**ABOUT THIS EXERCISE:**
Recreate the entire listing that appears below, exactly.

**TASK INPUT:**
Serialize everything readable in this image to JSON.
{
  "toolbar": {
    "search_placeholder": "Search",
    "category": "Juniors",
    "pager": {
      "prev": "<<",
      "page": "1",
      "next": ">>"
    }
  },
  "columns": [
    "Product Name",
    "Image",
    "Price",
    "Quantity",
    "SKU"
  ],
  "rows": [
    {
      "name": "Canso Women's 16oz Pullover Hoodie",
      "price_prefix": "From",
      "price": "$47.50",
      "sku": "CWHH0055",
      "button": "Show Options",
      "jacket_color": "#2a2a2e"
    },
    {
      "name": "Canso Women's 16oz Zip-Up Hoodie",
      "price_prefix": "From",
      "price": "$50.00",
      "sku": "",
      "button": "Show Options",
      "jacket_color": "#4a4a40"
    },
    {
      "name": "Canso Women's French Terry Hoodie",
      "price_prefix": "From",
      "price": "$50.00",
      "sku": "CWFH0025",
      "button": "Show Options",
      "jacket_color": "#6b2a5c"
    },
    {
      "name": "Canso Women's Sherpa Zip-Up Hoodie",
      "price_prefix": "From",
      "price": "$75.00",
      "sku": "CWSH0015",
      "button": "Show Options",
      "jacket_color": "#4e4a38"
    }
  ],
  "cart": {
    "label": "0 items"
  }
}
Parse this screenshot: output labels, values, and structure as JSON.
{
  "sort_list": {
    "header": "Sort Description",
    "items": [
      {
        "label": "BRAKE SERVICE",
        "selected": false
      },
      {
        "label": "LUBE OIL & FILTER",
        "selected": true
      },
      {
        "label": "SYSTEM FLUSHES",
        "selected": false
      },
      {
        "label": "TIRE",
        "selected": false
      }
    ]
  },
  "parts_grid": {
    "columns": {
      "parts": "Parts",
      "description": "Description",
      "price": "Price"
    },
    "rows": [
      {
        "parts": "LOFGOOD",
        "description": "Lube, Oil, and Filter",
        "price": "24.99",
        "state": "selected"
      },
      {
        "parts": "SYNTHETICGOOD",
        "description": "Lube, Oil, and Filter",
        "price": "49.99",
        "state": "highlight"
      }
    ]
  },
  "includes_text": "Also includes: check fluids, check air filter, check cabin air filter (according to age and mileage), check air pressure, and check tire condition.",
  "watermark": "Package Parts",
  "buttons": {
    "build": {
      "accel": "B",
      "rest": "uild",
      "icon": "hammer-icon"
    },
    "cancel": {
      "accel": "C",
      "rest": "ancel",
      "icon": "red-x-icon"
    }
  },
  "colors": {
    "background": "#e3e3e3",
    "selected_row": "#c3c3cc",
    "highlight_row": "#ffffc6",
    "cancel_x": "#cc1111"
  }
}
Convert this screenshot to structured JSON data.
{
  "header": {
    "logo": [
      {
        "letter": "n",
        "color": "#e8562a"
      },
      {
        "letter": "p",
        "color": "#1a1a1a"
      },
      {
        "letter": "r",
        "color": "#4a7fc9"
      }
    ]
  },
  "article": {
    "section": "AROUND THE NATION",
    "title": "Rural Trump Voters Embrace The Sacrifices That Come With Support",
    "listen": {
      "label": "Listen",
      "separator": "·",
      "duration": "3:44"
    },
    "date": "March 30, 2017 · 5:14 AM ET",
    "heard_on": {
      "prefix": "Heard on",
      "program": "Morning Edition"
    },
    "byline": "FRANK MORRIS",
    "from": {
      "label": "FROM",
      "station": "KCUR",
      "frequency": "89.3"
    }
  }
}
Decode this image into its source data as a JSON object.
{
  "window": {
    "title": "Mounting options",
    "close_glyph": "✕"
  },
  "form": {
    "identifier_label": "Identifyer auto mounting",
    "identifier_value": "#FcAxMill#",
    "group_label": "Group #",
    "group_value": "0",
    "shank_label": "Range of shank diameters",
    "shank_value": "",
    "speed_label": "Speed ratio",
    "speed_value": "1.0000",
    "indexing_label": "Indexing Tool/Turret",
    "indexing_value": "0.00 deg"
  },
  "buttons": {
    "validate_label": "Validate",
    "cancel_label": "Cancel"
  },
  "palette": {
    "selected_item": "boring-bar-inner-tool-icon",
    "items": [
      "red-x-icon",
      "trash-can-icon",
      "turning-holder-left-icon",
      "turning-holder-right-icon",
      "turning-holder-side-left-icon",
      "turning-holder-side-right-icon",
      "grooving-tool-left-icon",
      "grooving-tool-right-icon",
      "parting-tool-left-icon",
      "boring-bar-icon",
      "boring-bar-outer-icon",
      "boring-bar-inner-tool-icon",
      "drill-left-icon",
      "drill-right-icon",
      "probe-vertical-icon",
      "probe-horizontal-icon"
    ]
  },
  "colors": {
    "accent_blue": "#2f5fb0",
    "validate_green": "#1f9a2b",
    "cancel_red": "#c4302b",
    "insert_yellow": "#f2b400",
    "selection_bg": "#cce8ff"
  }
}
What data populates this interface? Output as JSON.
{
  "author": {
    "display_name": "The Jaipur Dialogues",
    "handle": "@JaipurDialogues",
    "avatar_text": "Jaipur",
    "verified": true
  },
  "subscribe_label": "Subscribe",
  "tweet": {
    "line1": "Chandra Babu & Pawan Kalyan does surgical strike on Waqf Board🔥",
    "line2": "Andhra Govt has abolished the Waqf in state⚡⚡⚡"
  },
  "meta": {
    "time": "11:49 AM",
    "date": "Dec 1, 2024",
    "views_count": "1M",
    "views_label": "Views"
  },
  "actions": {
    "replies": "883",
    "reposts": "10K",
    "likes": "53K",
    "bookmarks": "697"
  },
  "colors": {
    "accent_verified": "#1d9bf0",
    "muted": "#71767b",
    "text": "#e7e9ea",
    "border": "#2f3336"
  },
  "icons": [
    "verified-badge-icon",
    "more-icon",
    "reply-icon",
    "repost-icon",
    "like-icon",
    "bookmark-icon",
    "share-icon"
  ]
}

**ANSWER TO THIS TASK:**
Serialize everything readable in this image to JSON.
{
  "toolbar": {
    "search_placeholder": "Search",
    "category": "Juniors",
    "pager": {
      "prev": "<<",
      "page": "1",
      "next": ">>"
    }
  },
  "columns": [
    "Product Name",
    "Image",
    "Price",
    "Quantity",
    "SKU"
  ],
  "rows": [
    {
      "name": "Canso Women's 16oz Pullover Hoodie",
      "price_prefix": "From",
      "price": "$47.50",
      "sku": "CWHH0055",
      "button": "Show Options",
      "jacket_color": "#2a2a2e"
    },
    {
      "name": "Canso Women's 16oz Zip-Up Hoodie",
      "price_prefix": "From",
      "price": "$50.00",
      "sku": "",
      "button": "Show Options",
      "jacket_color": "#4a4a40"
    },
    {
      "name": "Canso Women's French Terry Hoodie",
      "price_prefix": "From",
      "price": "$50.00",
      "sku": "CWFH0025",
      "button": "Show Options",
      "jacket_color": "#6b2a5c"
    },
    {
      "name": "Canso Women's Sherpa Zip-Up Hoodie",
      "price_prefix": "From",
      "price": "$75.00",
      "sku": "CWSH0015",
      "button": "Show Options",
      "jacket_color": "#4e4a38"
    }
  ],
  "cart": {
    "label": "0 items"
  }
}
Parse this screenshot: output labels, values, and structure as JSON.
{
  "sort_list": {
    "header": "Sort Description",
    "items": [
      {
        "label": "BRAKE SERVICE",
        "selected": false
      },
      {
        "label": "LUBE OIL & FILTER",
        "selected": true
      },
      {
        "label": "SYSTEM FLUSHES",
        "selected": false
      },
      {
        "label": "TIRE",
        "selected": false
      }
    ]
  },
  "parts_grid": {
    "columns": {
      "parts": "Parts",
      "description": "Description",
      "price": "Price"
    },
    "rows": [
      {
        "parts": "LOFGOOD",
        "description": "Lube, Oil, and Filter",
        "price": "24.99",
        "state": "selected"
      },
      {
        "parts": "SYNTHETICGOOD",
        "description": "Lube, Oil, and Filter",
        "price": "49.99",
        "state": "highlight"
      }
    ]
  },
  "includes_text": "Also includes: check fluids, check air filter, check cabin air filter (according to age and mileage), check air pressure, and check tire condition.",
  "watermark": "Package Parts",
  "buttons": {
    "build": {
      "accel": "B",
      "rest": "uild",
      "icon": "hammer-icon"
    },
    "cancel": {
      "accel": "C",
      "rest": "ancel",
      "icon": "red-x-icon"
    }
  },
  "colors": {
    "background": "#e3e3e3",
    "selected_row": "#c3c3cc",
    "highlight_row": "#ffffc6",
    "cancel_x": "#cc1111"
  }
}
Convert this screenshot to structured JSON data.
{
  "header": {
    "logo": [
      {
        "letter": "n",
        "color": "#e8562a"
      },
      {
        "letter": "p",
        "color": "#1a1a1a"
      },
      {
        "letter": "r",
        "color": "#4a7fc9"
      }
    ]
  },
  "article": {
    "section": "AROUND THE NATION",
    "title": "Rural Trump Voters Embrace The Sacrifices That Come With Support",
    "listen": {
      "label": "Listen",
      "separator": "·",
      "duration": "3:44"
    },
    "date": "March 30, 2017 · 5:14 AM ET",
    "heard_on": {
      "prefix": "Heard on",
      "program": "Morning Edition"
    },
    "byline": "FRANK MORRIS",
    "from": {
      "label": "FROM",
      "station": "KCUR",
      "frequency": "89.3"
    }
  }
}
Decode this image into its source data as a JSON object.
{
  "window": {
    "title": "Mounting options",
    "close_glyph": "✕"
  },
  "form": {
    "identifier_label": "Identifyer auto mounting",
    "identifier_value": "#FcAxMill#",
    "group_label": "Group #",
    "group_value": "0",
    "shank_label": "Range of shank diameters",
    "shank_value": "",
    "speed_label": "Speed ratio",
    "speed_value": "1.0000",
    "indexing_label": "Indexing Tool/Turret",
    "indexing_value": "0.00 deg"
  },
  "buttons": {
    "validate_label": "Validate",
    "cancel_label": "Cancel"
  },
  "palette": {
    "selected_item": "boring-bar-inner-tool-icon",
    "items": [
      "red-x-icon",
      "trash-can-icon",
      "turning-holder-left-icon",
      "turning-holder-right-icon",
      "turning-holder-side-left-icon",
      "turning-holder-side-right-icon",
      "grooving-tool-left-icon",
      "grooving-tool-right-icon",
      "parting-tool-left-icon",
      "boring-bar-icon",
      "boring-bar-outer-icon",
      "boring-bar-inner-tool-icon",
      "drill-left-icon",
      "drill-right-icon",
      "probe-vertical-icon",
      "probe-horizontal-icon"
    ]
  },
  "colors": {
    "accent_blue": "#2f5fb0",
    "validate_green": "#1f9a2b",
    "cancel_red": "#c4302b",
    "insert_yellow": "#f2b400",
    "selection_bg": "#cce8ff"
  }
}
What data populates this interface? Output as JSON.
{
  "author": {
    "display_name": "The Jaipur Dialogues",
    "handle": "@JaipurDialogues",
    "avatar_text": "Jaipur",
    "verified": true
  },
  "subscribe_label": "Subscribe",
  "tweet": {
    "line1": "Chandra Babu & Pawan Kalyan does surgical strike on Waqf Board🔥",
    "line2": "Andhra Govt has abolished the Waqf in state⚡⚡⚡"
  },
  "meta": {
    "time": "11:49 AM",
    "date": "Dec 1, 2024",
    "views_count": "1M",
    "views_label": "Views"
  },
  "actions": {
    "replies": "883",
    "reposts": "10K",
    "likes": "53K",
    "bookmarks": "697"
  },
  "colors": {
    "accent_verified": "#1d9bf0",
    "muted": "#71767b",
    "text": "#e7e9ea",
    "border": "#2f3336"
  },
  "icons": [
    "verified-badge-icon",
    "more-icon",
    "reply-icon",
    "repost-icon",
    "like-icon",
    "bookmark-icon",
    "share-icon"
  ]
}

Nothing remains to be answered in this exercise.